■ TASK DESCRIPTION ■
Hand back, word for word, the lines from the one containing "What data populates" to the end of the records, both included, and leave out pictures.

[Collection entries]
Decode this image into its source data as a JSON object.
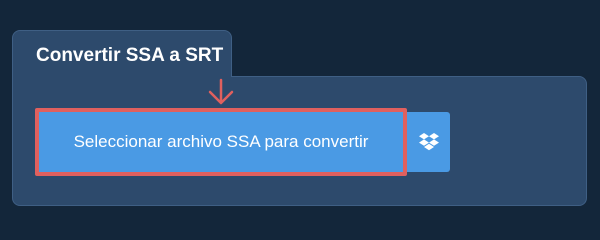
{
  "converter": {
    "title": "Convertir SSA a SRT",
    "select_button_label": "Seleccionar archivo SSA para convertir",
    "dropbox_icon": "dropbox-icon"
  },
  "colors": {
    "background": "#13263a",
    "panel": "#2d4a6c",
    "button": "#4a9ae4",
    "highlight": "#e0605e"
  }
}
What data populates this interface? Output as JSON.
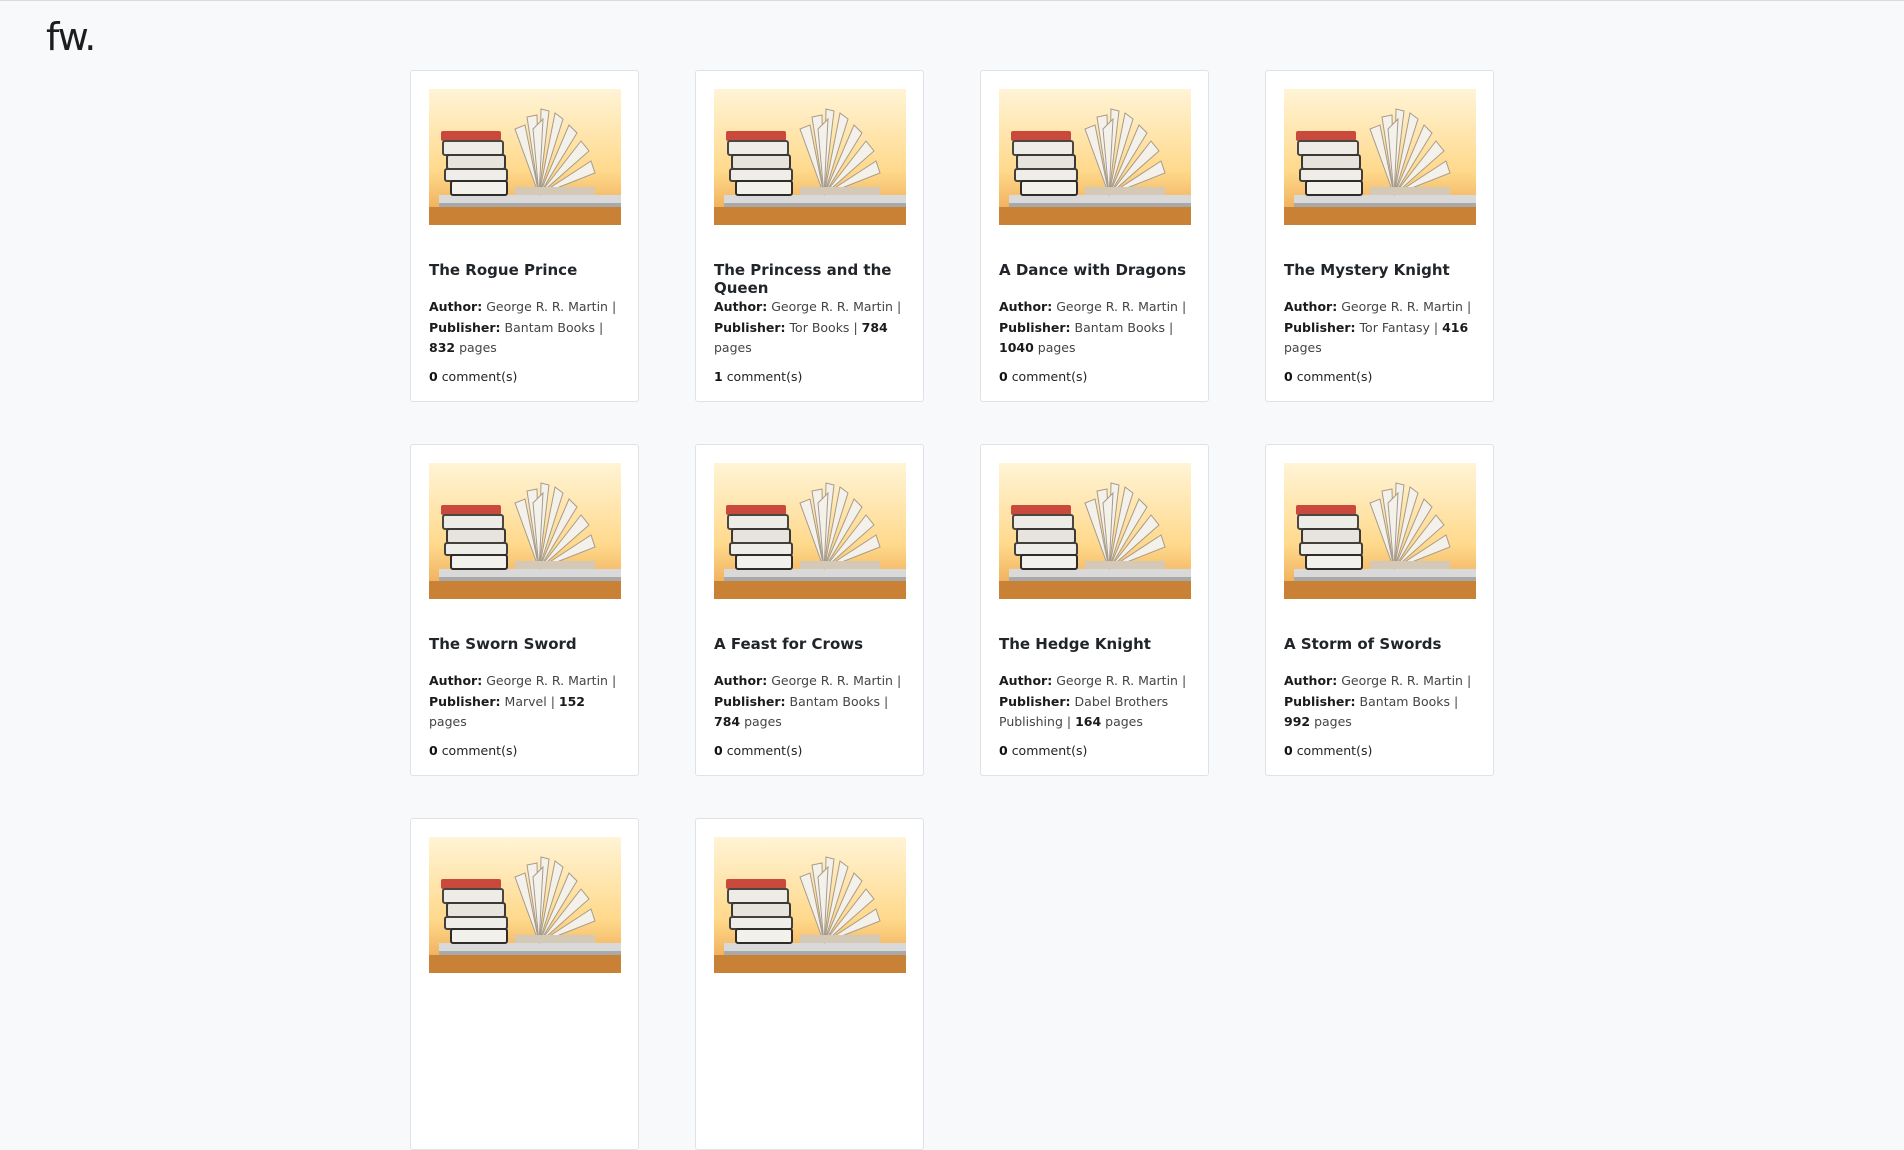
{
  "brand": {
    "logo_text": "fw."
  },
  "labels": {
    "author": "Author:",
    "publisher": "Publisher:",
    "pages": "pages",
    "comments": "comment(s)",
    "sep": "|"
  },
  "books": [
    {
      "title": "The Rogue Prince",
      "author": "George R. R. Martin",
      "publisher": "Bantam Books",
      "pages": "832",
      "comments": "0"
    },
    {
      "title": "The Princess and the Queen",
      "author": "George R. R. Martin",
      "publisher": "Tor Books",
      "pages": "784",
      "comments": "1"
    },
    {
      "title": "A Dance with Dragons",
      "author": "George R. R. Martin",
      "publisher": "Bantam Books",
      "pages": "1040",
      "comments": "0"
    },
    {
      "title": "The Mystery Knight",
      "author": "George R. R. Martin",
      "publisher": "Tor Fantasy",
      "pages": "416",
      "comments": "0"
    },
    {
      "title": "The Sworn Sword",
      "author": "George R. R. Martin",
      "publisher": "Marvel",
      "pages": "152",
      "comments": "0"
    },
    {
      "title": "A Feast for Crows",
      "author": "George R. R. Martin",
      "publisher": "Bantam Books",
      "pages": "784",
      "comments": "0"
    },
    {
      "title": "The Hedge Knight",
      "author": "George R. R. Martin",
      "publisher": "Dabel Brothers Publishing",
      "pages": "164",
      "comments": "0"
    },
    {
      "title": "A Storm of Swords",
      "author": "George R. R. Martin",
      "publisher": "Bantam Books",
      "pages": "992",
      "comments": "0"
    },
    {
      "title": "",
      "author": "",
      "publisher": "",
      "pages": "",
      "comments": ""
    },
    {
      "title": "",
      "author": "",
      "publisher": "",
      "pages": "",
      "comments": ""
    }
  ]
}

■ RESPONSE BELOW ■
What data populates this interface? Output as JSON.
{
  "brand": {
    "logo_text": "fw."
  },
  "labels": {
    "author": "Author:",
    "publisher": "Publisher:",
    "pages": "pages",
    "comments": "comment(s)",
    "sep": "|"
  },
  "books": [
    {
      "title": "The Rogue Prince",
      "author": "George R. R. Martin",
      "publisher": "Bantam Books",
      "pages": "832",
      "comments": "0"
    },
    {
      "title": "The Princess and the Queen",
      "author": "George R. R. Martin",
      "publisher": "Tor Books",
      "pages": "784",
      "comments": "1"
    },
    {
      "title": "A Dance with Dragons",
      "author": "George R. R. Martin",
      "publisher": "Bantam Books",
      "pages": "1040",
      "comments": "0"
    },
    {
      "title": "The Mystery Knight",
      "author": "George R. R. Martin",
      "publisher": "Tor Fantasy",
      "pages": "416",
      "comments": "0"
    },
    {
      "title": "The Sworn Sword",
      "author": "George R. R. Martin",
      "publisher": "Marvel",
      "pages": "152",
      "comments": "0"
    },
    {
      "title": "A Feast for Crows",
      "author": "George R. R. Martin",
      "publisher": "Bantam Books",
      "pages": "784",
      "comments": "0"
    },
    {
      "title": "The Hedge Knight",
      "author": "George R. R. Martin",
      "publisher": "Dabel Brothers Publishing",
      "pages": "164",
      "comments": "0"
    },
    {
      "title": "A Storm of Swords",
      "author": "George R. R. Martin",
      "publisher": "Bantam Books",
      "pages": "992",
      "comments": "0"
    },
    {
      "title": "",
      "author": "",
      "publisher": "",
      "pages": "",
      "comments": ""
    },
    {
      "title": "",
      "author": "",
      "publisher": "",
      "pages": "",
      "comments": ""
    }
  ]
}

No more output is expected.